YOUR INSTRUCTIONS:
Copy each line below exactly and leave the pictures out.

(RECORDS SUPPLIED begins)

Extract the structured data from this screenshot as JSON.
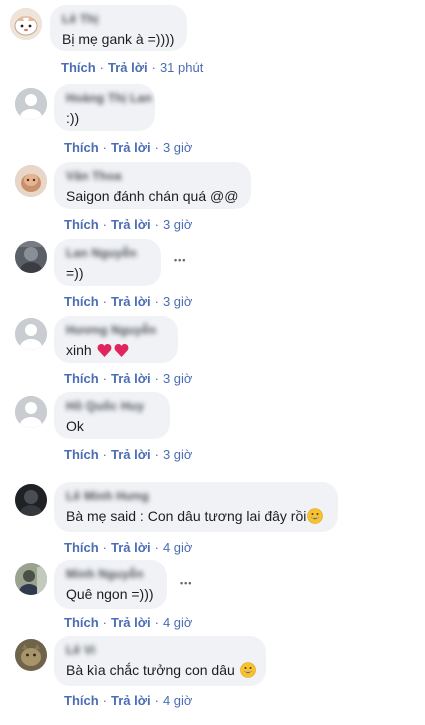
{
  "comments": [
    {
      "name": "Lê Thị",
      "text": "Bị mẹ gank à =))))",
      "like": "Thích",
      "reply": "Trả lời",
      "time": "31 phút",
      "avatar_color": "#e9d8c8"
    },
    {
      "name": "Hoàng Thị Lan",
      "text": ":))",
      "like": "Thích",
      "reply": "Trả lời",
      "time": "3 giờ",
      "avatar_color": "#c9ccd1"
    },
    {
      "name": "Văn Thoa",
      "text": "Saigon đánh chán quá @@",
      "like": "Thích",
      "reply": "Trả lời",
      "time": "3 giờ",
      "avatar_color": "#d9b8a6"
    },
    {
      "name": "Lan Nguyễn",
      "text": "=))",
      "like": "Thích",
      "reply": "Trả lời",
      "time": "3 giờ",
      "avatar_color": "#54585f"
    },
    {
      "name": "Hương Nguyễn",
      "text": "xinh",
      "like": "Thích",
      "reply": "Trả lời",
      "time": "3 giờ",
      "avatar_color": "#c9ccd1"
    },
    {
      "name": "Hồ Quốc Huy",
      "text": "Ok",
      "like": "Thích",
      "reply": "Trả lời",
      "time": "3 giờ",
      "avatar_color": "#c9ccd1"
    },
    {
      "name": "Lê Minh Hưng",
      "text": "Bà mẹ said : Con dâu tương lai đây rồi",
      "like": "Thích",
      "reply": "Trả lời",
      "time": "4 giờ",
      "avatar_color": "#2a2d33"
    },
    {
      "name": "Minh Nguyễn",
      "text": "Quê ngon =)))",
      "like": "Thích",
      "reply": "Trả lời",
      "time": "4 giờ",
      "avatar_color": "#6d7b63"
    },
    {
      "name": "Lê Vi",
      "text": "Bà kìa chắc tưởng con dâu",
      "like": "Thích",
      "reply": "Trả lời",
      "time": "4 giờ",
      "avatar_color": "#8a7a5a"
    }
  ],
  "separator": "·",
  "more_label": "•••"
}
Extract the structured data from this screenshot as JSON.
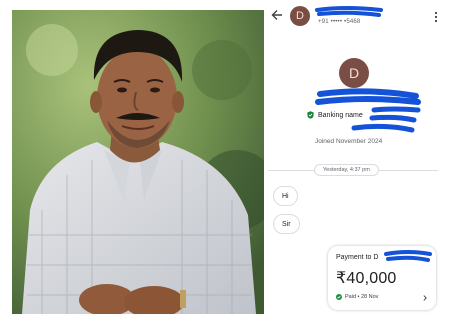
{
  "chat_header": {
    "avatar_initial": "D",
    "phone": "+91 ••••• •5468"
  },
  "profile": {
    "avatar_initial": "D",
    "banking_name_label": "Banking name",
    "joined": "Joined November 2024"
  },
  "conversation": {
    "date_separator": "Yesterday, 4:37 pm",
    "messages": [
      "Hi",
      "Sir"
    ]
  },
  "payment": {
    "title": "Payment to",
    "recipient_initial": "D",
    "amount": "₹40,000",
    "status": "Paid • 28 Nov"
  },
  "colors": {
    "avatar_bg": "#7b4e45",
    "redaction_blue": "#1452d8",
    "paid_green": "#1e8e3e",
    "verified_green": "#188038"
  }
}
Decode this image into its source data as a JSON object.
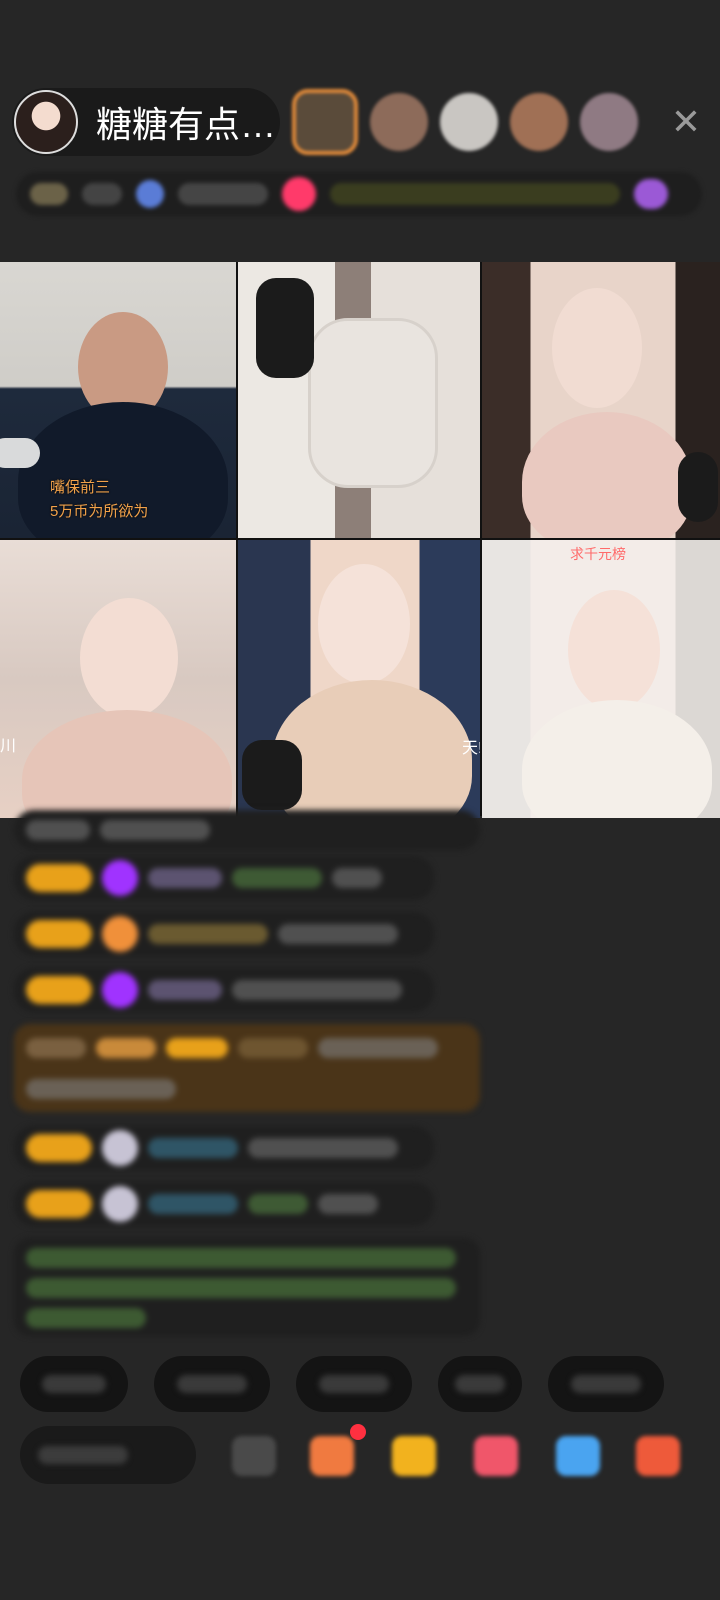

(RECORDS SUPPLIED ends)

YOUR RESPONSE:
Extract the structured data from this screenshot as JSON.
{
  "comments": [
    {
      "name": "Lê Thị",
      "text": "Bị mẹ gank à =))))",
      "like": "Thích",
      "reply": "Trả lời",
      "time": "31 phút",
      "avatar_color": "#e9d8c8"
    },
    {
      "name": "Hoàng Thị Lan",
      "text": ":))",
      "like": "Thích",
      "reply": "Trả lời",
      "time": "3 giờ",
      "avatar_color": "#c9ccd1"
    },
    {
      "name": "Văn Thoa",
      "text": "Saigon đánh chán quá @@",
      "like": "Thích",
      "reply": "Trả lời",
      "time": "3 giờ",
      "avatar_color": "#d9b8a6"
    },
    {
      "name": "Lan Nguyễn",
      "text": "=))",
      "like": "Thích",
      "reply": "Trả lời",
      "time": "3 giờ",
      "avatar_color": "#54585f"
    },
    {
      "name": "Hương Nguyễn",
      "text": "xinh",
      "like": "Thích",
      "reply": "Trả lời",
      "time": "3 giờ",
      "avatar_color": "#c9ccd1"
    },
    {
      "name": "Hồ Quốc Huy",
      "text": "Ok",
      "like": "Thích",
      "reply": "Trả lời",
      "time": "3 giờ",
      "avatar_color": "#c9ccd1"
    },
    {
      "name": "Lê Minh Hưng",
      "text": "Bà mẹ said : Con dâu tương lai đây rồi",
      "like": "Thích",
      "reply": "Trả lời",
      "time": "4 giờ",
      "avatar_color": "#2a2d33"
    },
    {
      "name": "Minh Nguyễn",
      "text": "Quê ngon =)))",
      "like": "Thích",
      "reply": "Trả lời",
      "time": "4 giờ",
      "avatar_color": "#6d7b63"
    },
    {
      "name": "Lê Vi",
      "text": "Bà kìa chắc tưởng con dâu",
      "like": "Thích",
      "reply": "Trả lời",
      "time": "4 giờ",
      "avatar_color": "#8a7a5a"
    }
  ],
  "separator": "·",
  "more_label": "•••"
}
Extract the structured data from this screenshot as JSON.
{
  "chat_header": {
    "avatar_initial": "D",
    "phone": "+91 ••••• •5468"
  },
  "profile": {
    "avatar_initial": "D",
    "banking_name_label": "Banking name",
    "joined": "Joined November 2024"
  },
  "conversation": {
    "date_separator": "Yesterday, 4:37 pm",
    "messages": [
      "Hi",
      "Sir"
    ]
  },
  "payment": {
    "title": "Payment to",
    "recipient_initial": "D",
    "amount": "₹40,000",
    "status": "Paid • 28 Nov"
  },
  "colors": {
    "avatar_bg": "#7b4e45",
    "redaction_blue": "#1452d8",
    "paid_green": "#1e8e3e",
    "verified_green": "#188038"
  }
}
Decode this image into its source data as a JSON object.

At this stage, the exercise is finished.